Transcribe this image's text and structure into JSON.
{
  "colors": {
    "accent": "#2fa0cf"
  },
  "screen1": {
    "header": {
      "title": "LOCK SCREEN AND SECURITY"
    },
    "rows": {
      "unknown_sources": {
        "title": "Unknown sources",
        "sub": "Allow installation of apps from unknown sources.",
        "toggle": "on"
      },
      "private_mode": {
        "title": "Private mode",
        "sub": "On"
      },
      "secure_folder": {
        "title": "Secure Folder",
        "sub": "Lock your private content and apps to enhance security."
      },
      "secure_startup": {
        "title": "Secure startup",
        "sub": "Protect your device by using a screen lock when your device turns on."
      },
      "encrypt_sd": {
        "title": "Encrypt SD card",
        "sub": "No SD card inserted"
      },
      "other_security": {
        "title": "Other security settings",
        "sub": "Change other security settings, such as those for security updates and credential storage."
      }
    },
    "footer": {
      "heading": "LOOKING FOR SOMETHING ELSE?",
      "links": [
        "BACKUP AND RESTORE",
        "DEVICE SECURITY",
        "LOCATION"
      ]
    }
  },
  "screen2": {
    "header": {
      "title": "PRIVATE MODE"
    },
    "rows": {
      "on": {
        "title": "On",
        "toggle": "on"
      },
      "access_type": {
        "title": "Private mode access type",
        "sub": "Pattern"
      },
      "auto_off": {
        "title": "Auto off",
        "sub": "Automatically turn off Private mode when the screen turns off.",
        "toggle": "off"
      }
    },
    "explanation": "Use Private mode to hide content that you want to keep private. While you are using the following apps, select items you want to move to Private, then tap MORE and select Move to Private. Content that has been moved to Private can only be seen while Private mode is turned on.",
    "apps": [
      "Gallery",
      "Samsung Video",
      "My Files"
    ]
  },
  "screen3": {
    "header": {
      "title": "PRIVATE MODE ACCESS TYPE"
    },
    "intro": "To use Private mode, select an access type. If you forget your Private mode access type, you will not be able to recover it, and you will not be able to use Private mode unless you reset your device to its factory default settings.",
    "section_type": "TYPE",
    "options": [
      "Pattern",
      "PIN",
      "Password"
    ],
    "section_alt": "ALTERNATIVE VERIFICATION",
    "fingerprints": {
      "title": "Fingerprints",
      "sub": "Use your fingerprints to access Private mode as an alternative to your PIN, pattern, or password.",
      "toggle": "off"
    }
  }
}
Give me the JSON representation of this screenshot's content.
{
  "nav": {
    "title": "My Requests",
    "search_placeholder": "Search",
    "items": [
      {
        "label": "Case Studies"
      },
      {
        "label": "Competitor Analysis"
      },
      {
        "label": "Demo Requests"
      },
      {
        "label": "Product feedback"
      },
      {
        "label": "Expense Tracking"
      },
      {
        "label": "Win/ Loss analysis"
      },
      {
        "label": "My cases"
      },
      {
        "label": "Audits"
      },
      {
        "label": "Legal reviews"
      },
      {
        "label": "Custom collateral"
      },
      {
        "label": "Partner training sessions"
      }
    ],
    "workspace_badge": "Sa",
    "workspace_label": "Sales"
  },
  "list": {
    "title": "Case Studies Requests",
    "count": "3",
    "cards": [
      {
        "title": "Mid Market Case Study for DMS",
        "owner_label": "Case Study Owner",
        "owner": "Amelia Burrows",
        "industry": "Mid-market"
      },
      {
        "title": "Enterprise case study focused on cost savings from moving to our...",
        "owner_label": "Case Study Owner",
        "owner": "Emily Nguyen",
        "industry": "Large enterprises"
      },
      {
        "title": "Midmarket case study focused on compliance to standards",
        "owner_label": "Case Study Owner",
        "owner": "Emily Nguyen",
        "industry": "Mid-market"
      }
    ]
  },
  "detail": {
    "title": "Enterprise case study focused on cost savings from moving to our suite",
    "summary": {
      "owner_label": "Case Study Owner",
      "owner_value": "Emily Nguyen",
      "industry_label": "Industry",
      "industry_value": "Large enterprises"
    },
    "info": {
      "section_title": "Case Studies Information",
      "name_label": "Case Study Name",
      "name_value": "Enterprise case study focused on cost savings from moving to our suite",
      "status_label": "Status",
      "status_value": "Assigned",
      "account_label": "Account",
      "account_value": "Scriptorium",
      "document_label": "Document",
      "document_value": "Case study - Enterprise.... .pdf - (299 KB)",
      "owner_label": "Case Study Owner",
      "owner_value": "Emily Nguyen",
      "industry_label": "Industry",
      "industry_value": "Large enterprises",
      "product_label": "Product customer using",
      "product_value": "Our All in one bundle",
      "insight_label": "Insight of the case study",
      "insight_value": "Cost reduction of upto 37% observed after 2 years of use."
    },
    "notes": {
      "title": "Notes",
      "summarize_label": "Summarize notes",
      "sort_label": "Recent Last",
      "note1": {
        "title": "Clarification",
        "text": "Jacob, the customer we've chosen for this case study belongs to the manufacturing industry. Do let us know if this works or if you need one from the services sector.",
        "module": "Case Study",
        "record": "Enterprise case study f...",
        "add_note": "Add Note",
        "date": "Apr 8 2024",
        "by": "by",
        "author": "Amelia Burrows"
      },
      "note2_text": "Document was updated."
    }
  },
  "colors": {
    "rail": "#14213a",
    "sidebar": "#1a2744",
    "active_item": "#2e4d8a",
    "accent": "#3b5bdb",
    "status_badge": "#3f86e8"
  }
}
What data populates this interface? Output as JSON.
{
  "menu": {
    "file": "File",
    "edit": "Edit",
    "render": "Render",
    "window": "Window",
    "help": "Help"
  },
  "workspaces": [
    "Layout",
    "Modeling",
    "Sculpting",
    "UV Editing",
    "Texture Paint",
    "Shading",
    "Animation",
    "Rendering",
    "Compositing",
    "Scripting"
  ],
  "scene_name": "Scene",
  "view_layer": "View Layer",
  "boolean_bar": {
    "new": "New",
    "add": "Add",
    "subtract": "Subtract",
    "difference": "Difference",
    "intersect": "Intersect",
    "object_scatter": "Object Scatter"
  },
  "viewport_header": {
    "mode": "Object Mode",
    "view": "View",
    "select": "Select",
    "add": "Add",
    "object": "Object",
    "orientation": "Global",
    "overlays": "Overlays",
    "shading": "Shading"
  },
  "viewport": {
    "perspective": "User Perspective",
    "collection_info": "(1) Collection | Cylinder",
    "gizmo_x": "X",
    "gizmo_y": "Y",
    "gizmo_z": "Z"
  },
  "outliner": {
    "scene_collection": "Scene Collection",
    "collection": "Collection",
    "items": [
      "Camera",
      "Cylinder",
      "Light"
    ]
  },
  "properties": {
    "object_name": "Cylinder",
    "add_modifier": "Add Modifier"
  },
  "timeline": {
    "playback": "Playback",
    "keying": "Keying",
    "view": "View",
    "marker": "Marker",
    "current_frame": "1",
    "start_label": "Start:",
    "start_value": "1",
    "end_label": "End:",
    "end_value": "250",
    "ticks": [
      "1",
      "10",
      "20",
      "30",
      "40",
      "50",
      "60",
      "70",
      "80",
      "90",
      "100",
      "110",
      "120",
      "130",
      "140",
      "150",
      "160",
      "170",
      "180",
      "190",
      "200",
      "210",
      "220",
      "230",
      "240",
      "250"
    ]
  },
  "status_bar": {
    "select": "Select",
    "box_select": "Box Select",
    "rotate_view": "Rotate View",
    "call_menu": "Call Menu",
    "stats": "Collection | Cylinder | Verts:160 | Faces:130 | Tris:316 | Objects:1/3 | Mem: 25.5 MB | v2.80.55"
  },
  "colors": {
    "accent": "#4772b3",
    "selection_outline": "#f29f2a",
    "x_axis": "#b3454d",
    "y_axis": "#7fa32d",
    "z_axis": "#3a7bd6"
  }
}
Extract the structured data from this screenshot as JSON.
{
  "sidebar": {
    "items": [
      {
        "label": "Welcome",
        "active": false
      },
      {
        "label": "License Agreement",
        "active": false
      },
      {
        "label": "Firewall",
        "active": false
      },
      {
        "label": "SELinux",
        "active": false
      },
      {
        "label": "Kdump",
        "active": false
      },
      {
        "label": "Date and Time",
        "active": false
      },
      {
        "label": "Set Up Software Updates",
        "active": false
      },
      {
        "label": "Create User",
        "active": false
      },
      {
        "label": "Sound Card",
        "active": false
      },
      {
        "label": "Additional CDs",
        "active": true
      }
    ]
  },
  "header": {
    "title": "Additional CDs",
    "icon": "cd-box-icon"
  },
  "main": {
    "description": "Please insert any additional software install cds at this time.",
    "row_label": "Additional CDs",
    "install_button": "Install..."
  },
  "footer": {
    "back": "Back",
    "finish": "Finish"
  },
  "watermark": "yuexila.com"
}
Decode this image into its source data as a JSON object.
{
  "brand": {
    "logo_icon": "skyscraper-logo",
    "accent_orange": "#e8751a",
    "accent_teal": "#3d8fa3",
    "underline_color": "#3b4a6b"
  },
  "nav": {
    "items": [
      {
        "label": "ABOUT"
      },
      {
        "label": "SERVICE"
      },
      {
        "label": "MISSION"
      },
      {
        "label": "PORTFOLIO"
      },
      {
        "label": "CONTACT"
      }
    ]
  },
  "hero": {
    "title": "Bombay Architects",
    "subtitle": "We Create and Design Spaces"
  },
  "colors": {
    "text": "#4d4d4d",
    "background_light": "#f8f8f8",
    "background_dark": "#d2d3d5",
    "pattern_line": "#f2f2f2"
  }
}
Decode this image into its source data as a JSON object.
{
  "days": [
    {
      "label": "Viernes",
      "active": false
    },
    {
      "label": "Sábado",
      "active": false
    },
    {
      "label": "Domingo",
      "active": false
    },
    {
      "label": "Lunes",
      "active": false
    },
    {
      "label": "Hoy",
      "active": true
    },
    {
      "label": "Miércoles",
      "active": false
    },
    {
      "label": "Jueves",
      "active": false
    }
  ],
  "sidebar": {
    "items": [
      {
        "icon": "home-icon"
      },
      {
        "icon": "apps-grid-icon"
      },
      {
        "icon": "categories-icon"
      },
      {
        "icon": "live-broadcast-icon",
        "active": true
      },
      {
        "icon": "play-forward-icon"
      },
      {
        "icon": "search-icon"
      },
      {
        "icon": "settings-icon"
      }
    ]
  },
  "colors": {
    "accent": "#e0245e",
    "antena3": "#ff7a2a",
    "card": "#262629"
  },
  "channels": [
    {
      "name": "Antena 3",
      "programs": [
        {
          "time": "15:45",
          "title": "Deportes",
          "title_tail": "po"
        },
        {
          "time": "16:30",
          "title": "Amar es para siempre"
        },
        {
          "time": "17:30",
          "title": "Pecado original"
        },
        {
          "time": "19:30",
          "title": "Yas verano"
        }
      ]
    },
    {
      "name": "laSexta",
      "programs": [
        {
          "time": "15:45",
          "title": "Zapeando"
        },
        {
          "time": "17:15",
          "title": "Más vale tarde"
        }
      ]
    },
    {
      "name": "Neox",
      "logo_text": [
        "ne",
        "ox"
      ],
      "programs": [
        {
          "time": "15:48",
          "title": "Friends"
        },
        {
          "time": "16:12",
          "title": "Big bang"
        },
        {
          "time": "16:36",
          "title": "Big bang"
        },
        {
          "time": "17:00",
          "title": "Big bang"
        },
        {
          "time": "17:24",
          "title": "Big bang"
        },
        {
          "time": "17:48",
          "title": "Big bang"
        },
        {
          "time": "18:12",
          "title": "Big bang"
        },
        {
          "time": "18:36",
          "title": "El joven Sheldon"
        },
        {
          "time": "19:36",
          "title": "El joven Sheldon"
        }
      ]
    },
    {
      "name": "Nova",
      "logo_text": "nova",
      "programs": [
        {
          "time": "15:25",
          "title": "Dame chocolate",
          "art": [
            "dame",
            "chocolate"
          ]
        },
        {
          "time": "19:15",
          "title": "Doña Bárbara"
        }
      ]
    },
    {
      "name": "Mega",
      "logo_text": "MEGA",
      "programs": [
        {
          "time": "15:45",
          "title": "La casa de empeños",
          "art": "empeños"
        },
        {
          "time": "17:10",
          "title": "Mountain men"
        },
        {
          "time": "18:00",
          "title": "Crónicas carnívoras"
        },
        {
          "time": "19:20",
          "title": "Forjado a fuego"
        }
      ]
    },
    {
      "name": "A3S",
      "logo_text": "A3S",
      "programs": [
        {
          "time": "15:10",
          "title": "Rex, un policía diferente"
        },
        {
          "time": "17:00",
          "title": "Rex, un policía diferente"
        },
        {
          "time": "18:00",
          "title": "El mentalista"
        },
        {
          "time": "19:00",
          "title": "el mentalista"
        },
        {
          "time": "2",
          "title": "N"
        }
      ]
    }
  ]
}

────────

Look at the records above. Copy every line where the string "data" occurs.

What data populates this interface? Output as JSON.
Extract the structured data from this screenshot as JSON.
Decode this image into its source data as a JSON object.
Decode this image into its source data as a JSON object.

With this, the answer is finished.